"We’re a pretty transient generation… and so the idea of continuing where my family had ended up, that idea appealed to me," said Anita, who works in digital content and research. "Because not many generations ago, people were born in the same house and kind of died in the same house. There was that continuity and that was something I was thinking about."
The tree isn’t the only thing connecting her to her roots. She points to neighbours who have been friends for decades, including one she lovingly describes as “an anchor for our family.”
On April 18, Anita and Mark are opening their home up to the public for the annual Vancouver Special Tour, organized by the Vancouver Heritage Foundation, which features stunning and creative overhauls of the design.
By displaying what they've done, the couple hopes that others can see the benefit to repurposing older buildings.

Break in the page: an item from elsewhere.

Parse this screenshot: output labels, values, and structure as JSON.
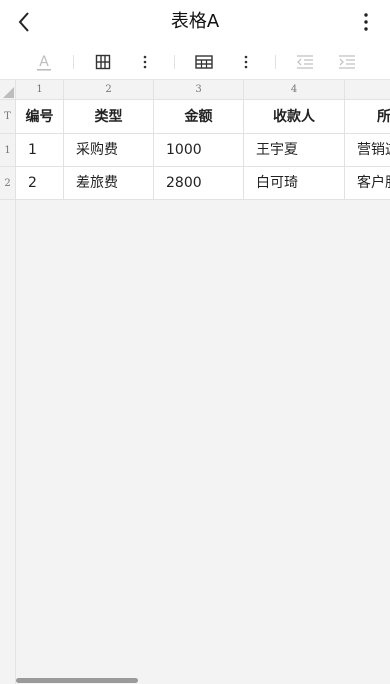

“Hopefully this will add to all the houses and the projects that people are doing to save some of the old houses rather than tear them down and build an oversized box,” said Mark.